Lending institutions normally compensate for this perceived risk in a few different ways, such as by limiting the Loan-to-Value (LTV), increasing the interest rate charged, or requiring the borrower to provide cash reserves equal to specific number of monthly repayments.
In typical market conditions, LTV’s can range from 50% to 70%, interest rates can range from 4% to 7%, and cash reserve requirements can range from 3 repayments to 12 repayments. Of course, these amounts vary from bank to bank, and also upon changes in market conditions.
The best way to establish what terms of mortgage you can qualify for is to meet with a mortgage specialist who will be able to do a pre-approval for you. A pre-approval is not a loan commitment, but it does give a very strong indication as to what amount and terms of loan you can qualify for, and as a result is often used by buyers to demonstrate to sellers that they are credit-worthy. In fact, in certain market conditions, sellers will ask to see a loan pre-approval before they will enter into a contract with them.

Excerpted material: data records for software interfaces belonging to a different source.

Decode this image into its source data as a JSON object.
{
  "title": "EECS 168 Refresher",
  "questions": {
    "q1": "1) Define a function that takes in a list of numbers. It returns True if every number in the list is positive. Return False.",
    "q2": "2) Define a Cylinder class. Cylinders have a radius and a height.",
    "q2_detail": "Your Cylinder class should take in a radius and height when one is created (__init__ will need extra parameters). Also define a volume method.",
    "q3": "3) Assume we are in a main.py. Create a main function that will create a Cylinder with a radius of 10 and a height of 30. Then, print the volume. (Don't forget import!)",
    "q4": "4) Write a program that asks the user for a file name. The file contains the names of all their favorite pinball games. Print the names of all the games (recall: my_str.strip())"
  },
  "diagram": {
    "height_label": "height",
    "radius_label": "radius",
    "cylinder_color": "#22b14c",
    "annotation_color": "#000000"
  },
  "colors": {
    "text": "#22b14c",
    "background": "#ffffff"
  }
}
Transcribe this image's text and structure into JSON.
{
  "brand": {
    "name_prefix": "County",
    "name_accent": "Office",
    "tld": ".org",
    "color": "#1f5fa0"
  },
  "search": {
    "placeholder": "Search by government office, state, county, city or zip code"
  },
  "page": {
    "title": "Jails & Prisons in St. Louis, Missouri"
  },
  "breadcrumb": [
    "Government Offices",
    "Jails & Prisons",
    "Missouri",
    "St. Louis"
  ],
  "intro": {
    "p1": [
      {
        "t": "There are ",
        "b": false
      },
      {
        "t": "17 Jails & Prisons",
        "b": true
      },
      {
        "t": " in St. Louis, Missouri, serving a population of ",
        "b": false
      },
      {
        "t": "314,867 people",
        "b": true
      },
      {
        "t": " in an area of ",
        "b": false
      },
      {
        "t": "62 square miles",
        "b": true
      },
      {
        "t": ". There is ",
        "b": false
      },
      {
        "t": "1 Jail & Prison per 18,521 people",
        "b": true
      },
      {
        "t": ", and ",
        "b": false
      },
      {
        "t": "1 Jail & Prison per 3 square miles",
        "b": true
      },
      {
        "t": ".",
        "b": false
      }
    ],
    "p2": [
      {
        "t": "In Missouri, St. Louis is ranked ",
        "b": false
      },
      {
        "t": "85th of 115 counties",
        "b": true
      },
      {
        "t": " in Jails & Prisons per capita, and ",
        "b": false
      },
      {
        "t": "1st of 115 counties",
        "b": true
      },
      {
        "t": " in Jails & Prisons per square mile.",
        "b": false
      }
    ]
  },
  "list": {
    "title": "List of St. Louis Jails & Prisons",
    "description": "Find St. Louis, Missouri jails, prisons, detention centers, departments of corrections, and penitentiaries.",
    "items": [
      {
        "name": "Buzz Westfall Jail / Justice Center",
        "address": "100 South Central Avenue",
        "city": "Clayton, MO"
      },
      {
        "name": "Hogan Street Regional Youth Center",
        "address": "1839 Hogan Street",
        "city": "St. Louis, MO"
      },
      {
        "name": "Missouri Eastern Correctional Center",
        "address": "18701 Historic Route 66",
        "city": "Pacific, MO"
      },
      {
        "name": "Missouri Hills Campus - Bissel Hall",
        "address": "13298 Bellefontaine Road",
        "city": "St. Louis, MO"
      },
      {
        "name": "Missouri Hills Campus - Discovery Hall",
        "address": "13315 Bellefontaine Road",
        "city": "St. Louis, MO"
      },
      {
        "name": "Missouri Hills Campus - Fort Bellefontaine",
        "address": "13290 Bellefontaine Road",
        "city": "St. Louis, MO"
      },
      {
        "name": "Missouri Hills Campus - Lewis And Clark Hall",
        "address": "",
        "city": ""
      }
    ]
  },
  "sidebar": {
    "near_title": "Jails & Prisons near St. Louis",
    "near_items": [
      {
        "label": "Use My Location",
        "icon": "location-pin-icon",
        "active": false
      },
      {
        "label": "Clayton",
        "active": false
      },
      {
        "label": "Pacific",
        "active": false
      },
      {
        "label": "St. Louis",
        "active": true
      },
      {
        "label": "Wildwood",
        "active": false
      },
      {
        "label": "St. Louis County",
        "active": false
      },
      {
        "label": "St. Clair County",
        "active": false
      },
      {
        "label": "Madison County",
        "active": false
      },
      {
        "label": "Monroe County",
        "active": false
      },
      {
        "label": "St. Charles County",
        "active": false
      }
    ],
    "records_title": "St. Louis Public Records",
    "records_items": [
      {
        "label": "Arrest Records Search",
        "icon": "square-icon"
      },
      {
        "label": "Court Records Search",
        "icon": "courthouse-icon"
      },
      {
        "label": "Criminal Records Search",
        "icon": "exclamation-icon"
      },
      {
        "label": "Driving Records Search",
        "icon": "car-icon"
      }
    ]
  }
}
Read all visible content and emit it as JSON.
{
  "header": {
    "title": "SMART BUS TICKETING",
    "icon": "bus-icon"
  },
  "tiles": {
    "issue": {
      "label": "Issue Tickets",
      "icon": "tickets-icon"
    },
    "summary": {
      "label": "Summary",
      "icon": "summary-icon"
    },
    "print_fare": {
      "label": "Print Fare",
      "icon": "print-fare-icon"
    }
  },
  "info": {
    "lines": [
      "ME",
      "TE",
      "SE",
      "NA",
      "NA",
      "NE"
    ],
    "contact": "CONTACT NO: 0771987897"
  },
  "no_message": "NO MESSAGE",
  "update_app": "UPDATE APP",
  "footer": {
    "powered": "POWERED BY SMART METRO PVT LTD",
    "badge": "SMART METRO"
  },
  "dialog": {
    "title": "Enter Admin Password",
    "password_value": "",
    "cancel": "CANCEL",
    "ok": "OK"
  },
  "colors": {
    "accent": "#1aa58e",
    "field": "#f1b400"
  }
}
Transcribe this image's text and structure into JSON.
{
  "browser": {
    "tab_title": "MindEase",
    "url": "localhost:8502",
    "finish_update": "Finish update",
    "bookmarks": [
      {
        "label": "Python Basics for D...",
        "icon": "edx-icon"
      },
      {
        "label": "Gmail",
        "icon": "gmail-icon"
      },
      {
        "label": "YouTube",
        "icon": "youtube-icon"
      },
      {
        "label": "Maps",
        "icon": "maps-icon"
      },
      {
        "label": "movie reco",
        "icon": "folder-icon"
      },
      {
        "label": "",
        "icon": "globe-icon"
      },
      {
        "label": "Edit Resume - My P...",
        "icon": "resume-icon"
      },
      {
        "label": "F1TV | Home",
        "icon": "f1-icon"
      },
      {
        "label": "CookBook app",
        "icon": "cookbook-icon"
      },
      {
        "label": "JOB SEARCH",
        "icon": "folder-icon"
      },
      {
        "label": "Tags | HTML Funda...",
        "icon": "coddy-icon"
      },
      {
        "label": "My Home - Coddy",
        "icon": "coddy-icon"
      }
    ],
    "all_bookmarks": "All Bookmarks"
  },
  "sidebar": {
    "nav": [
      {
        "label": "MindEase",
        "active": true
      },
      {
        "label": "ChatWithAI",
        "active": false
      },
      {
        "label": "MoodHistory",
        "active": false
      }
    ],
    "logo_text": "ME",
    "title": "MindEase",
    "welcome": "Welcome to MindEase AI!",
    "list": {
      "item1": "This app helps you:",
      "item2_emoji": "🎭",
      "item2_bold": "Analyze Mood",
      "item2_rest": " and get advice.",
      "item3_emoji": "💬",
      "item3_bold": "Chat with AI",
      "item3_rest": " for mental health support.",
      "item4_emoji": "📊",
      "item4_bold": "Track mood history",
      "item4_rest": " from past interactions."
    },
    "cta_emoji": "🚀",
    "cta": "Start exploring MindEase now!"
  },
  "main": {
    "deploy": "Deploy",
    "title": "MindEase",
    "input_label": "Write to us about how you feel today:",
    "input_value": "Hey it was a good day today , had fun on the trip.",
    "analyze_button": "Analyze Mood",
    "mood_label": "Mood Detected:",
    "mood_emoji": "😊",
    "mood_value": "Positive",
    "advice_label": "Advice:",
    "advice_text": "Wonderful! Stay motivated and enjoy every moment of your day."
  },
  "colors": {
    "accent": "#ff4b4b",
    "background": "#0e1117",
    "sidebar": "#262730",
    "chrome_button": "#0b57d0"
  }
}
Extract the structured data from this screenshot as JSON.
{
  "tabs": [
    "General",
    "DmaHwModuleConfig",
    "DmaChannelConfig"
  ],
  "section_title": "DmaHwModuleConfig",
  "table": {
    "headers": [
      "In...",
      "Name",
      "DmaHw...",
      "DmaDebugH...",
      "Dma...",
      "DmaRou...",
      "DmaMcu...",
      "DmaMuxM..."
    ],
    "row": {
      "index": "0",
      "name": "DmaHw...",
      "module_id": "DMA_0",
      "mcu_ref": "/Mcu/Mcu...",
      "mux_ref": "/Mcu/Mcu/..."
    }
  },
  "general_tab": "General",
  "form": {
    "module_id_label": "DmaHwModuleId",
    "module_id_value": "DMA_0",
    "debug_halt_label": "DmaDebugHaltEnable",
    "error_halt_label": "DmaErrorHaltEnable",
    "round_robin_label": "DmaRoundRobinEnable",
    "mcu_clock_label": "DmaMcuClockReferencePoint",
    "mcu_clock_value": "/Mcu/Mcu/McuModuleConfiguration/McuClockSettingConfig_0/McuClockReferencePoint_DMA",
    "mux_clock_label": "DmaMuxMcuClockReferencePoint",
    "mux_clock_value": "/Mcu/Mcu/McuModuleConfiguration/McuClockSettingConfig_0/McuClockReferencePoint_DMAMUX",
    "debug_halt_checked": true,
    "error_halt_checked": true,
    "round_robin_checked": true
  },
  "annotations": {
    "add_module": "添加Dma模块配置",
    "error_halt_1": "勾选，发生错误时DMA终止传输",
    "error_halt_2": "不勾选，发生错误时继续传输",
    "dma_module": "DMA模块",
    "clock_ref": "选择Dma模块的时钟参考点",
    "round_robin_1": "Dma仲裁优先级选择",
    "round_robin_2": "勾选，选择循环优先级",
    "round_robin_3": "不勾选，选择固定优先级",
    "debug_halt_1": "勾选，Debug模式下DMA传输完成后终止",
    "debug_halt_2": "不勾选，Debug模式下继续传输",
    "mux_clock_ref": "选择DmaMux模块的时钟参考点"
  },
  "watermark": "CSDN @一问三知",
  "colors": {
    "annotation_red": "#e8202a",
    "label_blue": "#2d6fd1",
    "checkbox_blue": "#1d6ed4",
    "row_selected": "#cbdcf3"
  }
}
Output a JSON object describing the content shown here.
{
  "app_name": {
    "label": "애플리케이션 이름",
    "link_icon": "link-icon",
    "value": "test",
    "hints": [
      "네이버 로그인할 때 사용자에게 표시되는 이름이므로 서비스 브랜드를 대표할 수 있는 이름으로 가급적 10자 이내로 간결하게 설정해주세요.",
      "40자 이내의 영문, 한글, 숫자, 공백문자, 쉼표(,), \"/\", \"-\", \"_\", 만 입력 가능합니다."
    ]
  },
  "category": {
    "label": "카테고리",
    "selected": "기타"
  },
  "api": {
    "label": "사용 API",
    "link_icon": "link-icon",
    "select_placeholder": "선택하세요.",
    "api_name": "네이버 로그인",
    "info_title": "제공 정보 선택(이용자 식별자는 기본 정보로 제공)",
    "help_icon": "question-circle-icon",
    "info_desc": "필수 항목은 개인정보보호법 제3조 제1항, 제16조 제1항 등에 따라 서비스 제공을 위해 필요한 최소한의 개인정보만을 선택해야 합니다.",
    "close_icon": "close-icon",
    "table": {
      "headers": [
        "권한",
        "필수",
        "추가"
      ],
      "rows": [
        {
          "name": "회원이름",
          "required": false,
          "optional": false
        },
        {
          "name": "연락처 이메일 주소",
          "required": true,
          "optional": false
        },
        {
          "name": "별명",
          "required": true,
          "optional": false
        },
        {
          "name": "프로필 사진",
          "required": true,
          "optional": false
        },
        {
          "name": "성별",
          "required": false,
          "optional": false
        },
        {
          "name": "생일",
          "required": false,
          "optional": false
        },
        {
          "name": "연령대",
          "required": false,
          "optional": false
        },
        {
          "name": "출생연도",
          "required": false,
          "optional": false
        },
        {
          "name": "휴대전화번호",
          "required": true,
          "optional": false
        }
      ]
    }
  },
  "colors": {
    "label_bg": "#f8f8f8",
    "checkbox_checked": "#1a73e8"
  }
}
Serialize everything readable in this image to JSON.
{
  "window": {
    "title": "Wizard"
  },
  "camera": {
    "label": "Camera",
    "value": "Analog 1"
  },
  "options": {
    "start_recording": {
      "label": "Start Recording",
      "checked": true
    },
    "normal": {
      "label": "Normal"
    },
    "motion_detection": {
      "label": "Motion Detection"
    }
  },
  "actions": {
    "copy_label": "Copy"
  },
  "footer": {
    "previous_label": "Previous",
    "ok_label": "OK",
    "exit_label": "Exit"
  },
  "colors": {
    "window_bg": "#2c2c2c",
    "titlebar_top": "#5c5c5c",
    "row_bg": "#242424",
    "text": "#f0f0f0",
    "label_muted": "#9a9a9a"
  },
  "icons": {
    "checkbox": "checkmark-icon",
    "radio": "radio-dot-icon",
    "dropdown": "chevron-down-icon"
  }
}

In most cases, if a buyer is ultimately unable to get a loan, as long as they made a concerted effort to obtain one, and abided by all other aspects of the contract, they will be released from the contract without penalty.